The following obituary is spoken by a minister who did not know Barabbas personally, and only gathered the information from close sources.
It is on this cold, gloomy day that we celebrate the life of a man whose life was unbeknownst to most of us. However if you listen intently, let me share with you the story that is Barabbas; the life of a man who found dignity within reconciliation and resurrection.
Described by his confidants as a "man whom never used names", this hulking, hairy man would refer to his acquaintances as "hare-lipped girl", "blind man", and "fat woman"; a rare display of affection toward some of the only people that accepted him for who he was.
Perhaps, it can all be traced back to a loveless childhood. A childhood devoid of respect, acceptance, and kindness. A childhood in which his parents neglected to show him the love he needed to become a well-rounded adult. Instead, he was forced to grow up not knowing how to treat others. He grew up on the instinct of survival of the fittest - eat or be eaten - rather than on morals.
Regardless of his past endeavors, Barabbas" was to come face to face with fate on the day our Lord was condemned to death. While Jesus was sentenced to die by crucifixion in place of Barabbas, a proven criminal in the eyes of the law, Barabbas was given a second chance at life and a chance to change his ways.
After witnessing the crucifixion, friends noticed that the change in Barabbas was almost instant. They couldn't pin point what made him different, but there was something about him that seemed almost Sagittarius in nature; like he was searching for something.
Barabbas had been resurrected and with doubts in mind, he set out to find life anew, however still rebelling against the feelings he had inside. It wasn't until a tragic misunderstanding that Barabbas met his ill-fated doom.

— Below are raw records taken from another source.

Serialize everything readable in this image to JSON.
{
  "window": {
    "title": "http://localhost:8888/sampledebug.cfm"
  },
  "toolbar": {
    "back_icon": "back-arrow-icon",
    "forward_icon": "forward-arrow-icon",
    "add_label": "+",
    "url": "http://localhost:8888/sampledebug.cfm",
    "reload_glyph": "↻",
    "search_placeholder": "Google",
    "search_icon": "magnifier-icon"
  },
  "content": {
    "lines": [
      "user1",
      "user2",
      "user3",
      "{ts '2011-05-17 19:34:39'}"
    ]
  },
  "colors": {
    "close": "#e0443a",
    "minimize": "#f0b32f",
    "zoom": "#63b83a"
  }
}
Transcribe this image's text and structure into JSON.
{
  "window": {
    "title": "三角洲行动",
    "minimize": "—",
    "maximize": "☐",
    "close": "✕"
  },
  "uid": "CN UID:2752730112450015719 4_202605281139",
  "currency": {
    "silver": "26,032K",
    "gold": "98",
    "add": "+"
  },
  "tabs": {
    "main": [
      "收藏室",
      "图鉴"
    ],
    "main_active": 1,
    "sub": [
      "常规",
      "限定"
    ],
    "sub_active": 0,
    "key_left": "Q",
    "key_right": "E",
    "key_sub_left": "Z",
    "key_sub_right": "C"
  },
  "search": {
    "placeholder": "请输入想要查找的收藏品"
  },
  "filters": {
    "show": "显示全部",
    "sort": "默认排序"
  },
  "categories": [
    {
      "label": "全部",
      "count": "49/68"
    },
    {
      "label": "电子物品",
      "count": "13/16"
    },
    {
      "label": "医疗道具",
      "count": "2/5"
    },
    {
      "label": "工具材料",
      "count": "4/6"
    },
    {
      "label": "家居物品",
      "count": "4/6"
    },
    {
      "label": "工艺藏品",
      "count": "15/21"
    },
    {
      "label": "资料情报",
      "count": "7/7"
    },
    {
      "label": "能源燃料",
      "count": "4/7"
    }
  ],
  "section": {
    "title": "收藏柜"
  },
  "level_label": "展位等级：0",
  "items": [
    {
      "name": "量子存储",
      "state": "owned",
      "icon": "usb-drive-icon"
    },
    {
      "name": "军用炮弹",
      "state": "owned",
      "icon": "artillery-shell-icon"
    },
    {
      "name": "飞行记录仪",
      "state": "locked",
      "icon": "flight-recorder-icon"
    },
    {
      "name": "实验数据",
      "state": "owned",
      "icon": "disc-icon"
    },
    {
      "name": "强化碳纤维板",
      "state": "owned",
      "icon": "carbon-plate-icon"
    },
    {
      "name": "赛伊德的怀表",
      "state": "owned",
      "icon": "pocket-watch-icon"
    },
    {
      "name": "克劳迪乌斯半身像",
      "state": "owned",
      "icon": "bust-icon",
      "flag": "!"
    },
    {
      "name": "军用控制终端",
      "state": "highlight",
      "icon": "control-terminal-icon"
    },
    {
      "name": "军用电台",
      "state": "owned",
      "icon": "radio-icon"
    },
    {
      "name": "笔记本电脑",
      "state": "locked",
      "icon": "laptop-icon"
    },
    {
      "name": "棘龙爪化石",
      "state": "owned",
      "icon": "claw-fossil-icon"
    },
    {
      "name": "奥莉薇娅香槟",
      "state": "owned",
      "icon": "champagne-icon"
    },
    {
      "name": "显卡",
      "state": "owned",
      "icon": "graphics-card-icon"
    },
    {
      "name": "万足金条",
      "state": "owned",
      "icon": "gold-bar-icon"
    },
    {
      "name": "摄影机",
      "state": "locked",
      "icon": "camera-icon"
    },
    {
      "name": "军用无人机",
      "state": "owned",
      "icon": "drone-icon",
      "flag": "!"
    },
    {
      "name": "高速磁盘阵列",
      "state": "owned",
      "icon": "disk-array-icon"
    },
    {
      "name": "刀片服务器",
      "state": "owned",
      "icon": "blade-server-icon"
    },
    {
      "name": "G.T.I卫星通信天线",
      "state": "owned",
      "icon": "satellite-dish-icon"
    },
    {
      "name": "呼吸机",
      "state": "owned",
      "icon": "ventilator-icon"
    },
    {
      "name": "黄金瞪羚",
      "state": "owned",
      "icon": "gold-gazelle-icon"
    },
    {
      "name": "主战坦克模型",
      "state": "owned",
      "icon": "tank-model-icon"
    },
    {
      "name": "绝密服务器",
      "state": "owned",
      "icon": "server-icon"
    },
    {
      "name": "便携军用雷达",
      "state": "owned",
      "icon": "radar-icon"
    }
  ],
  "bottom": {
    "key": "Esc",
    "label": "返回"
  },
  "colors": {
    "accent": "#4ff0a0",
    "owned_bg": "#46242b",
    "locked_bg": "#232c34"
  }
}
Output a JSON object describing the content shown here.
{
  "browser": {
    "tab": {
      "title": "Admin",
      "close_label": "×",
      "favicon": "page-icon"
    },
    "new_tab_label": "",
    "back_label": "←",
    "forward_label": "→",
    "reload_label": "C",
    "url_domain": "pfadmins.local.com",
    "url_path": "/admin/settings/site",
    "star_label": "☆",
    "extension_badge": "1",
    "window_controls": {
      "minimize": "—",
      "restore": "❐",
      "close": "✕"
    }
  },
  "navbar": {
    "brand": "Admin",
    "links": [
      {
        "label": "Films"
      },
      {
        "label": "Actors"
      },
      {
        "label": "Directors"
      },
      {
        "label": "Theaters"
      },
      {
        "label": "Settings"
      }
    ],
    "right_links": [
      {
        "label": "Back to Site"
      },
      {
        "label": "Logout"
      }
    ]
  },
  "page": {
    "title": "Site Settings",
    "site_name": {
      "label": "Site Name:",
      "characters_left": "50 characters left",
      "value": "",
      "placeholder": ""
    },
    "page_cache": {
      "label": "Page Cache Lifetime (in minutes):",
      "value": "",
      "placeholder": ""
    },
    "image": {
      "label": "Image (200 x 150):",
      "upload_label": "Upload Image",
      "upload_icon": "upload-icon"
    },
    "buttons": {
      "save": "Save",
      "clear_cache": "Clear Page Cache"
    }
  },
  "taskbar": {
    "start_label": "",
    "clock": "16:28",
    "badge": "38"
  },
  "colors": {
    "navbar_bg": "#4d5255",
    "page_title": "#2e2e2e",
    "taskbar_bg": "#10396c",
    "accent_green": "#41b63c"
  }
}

On his day of judgment, he came upon the city of Rome, unknowingly burning down the city in rage with the others, but to him, an act of reconciliation.